The annual Copper Kettle Cup pits local breweries against one another in a sud-soaked hockey tournament.
Beer and hockey. Aside from maybe the beaver and the maple leaf, there are probably no two things more emblematic of our great country. And when those two elements are combined, you get a quintessentially Canadian event known as the Copper Kettle Cup. Now in its ninth year, the annual tournament brings together six local breweries in an effort to determine not only whose employees are best at hockey, but also whose are able to drink the most of their companies’ products. For Steamwhistle employee and tournament organizer Ben Taylor, the mission statement is fairly simple.
“We get together, sweat and drool on each other, bleed on each other, and drink each other’s beer,” he said. Participating in either his fifth or sixth Kettle Cup, Taylor’s uncertainty in the matter seemed to underscore his team’s shortcoming in previous years. “Our weakness is always getting too drunk,” he admitted. Wellington has traditionally dominated on the ice. Their team name is etched on the hardware six times, while Steamwhistle has yet to claim the prize.

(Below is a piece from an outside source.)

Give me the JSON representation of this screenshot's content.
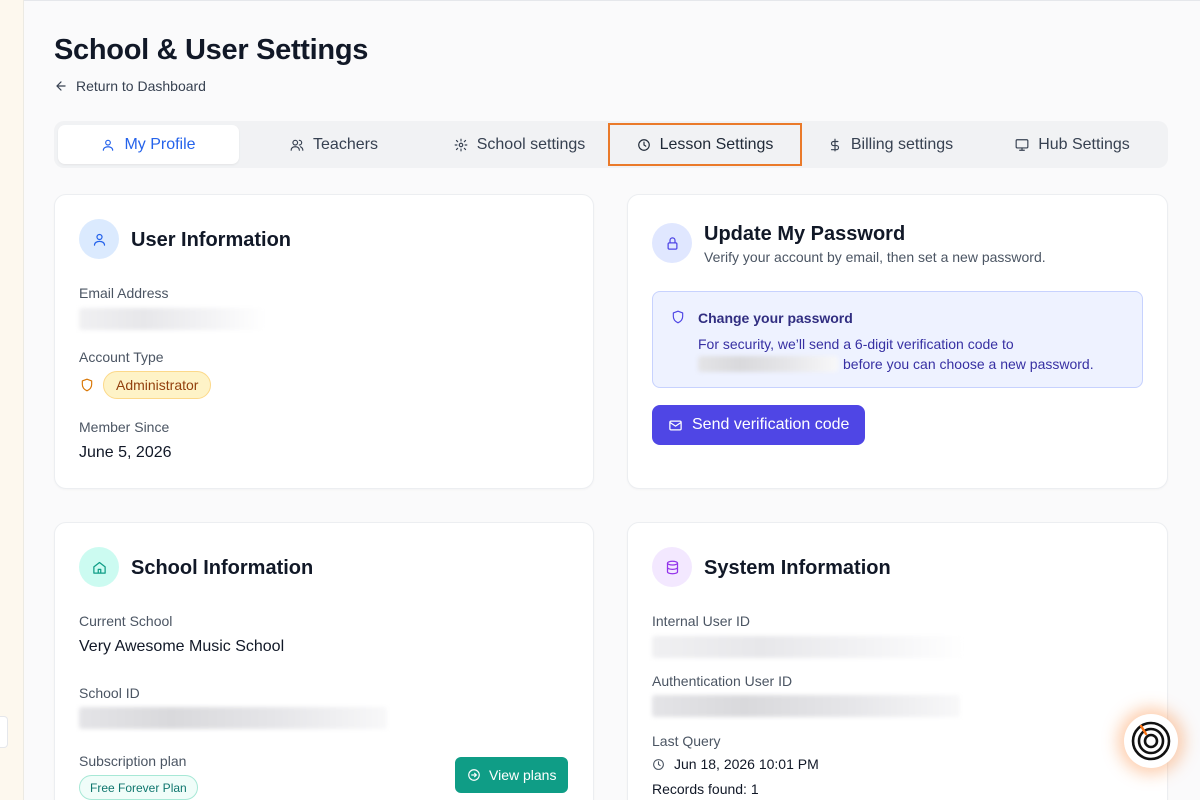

As they boarded their company bus shortly before 9 a.m. on Saturday, the motley crew from Steamwhistle was determined to change all of that this year. As cans of liquid breakfast were passed around and the Beastie Boys’ “Sabotage” blared over the speakers, the trek to Chesswood Arena kicked off in a rollicking fashion. The brewery’s team members—many of them sporting intimidatingly scuzzy mustaches—spanned various age groups and skill levels. The majority were in their twenties and thirties, but the team also had the tournament’s most senior player, defenseman Paul Ruttan, whose age, according to him, was “old as shit.”
The players continued to rib each other as they entered the arena’s rank dressing rooms, where the stench of man-sweat mingled with various other offensive bodily odors. Some players had distinctive nicknames—like Chris “Doctor” Johnston—while some monickers were a little more unfortunate. (Brian “Cinnamon” Rodrigues.) Steamwhistle’s president, Cam Heaps, swilled beers with the gang and delivered on what apparently had been a team obsession with procuring a masseuse to help deal with afternoon muscle tightness.
The underdogs from Steamwhistle opened the tournament on what must have felt like a familiar note. They allowed a goal in the first fifteen seconds, on the way to a disappointing 4-1 loss to Mill Street. Steamwhistle narrowly avoided a shut-out thanks to a late rally on an impressive end-to-end rush by the team’s “ringer”—Torontoist’s own photographer, Corbin Smith.
Expectations were low for the second match, but perennial heavyweights Wellington faltered defensively, allowing Steamwhistle to claim victory, 11-8. That set the stage for a do-or-die match-up with Amsterdam that would end up determining who would move on to the finals.
The game lived up to Taylor’s assertion (and implicit Maple Leafs jab) that we would be witnessing “the most meaningful, high-stakes hockey that the city is going to see.” In front of a crowd that was overwhelmingly stacked with Steamwhistle supporters, a back-and-forth battle ensued that, at times, bordered on intense and downright hostile. Buoyed by the cheers of their friends and the tournament’s only mascot, a giant bottle of beer named Steamy, it appeared that an upset was in the making. Unfortunately, despite a mad scramble in front of the net in the waning seconds, the Steamwhistle crew could not clinch a tying goal. Amsterdam prevailed, 5-4.
The Steamwhistle players didn’t seem fazed. After all, they had to focus on hosting the after-party back at their brewery. Typically, the winners of the previous year’s tournament handle the celebration, but as this is nearly always Wellington (this year was no exception), it was decided that Steamwhistle would take the reins.
There was plenty of food on hand to accompany the assortment of beer from the participating breweries, and music by Free Beer, a deejay who looked curiously like the man inside the Steamy mascot suit. It was a fitting end to a day that was less about the actual competition than, as Taylor explained, “the spirit of camaraderie.”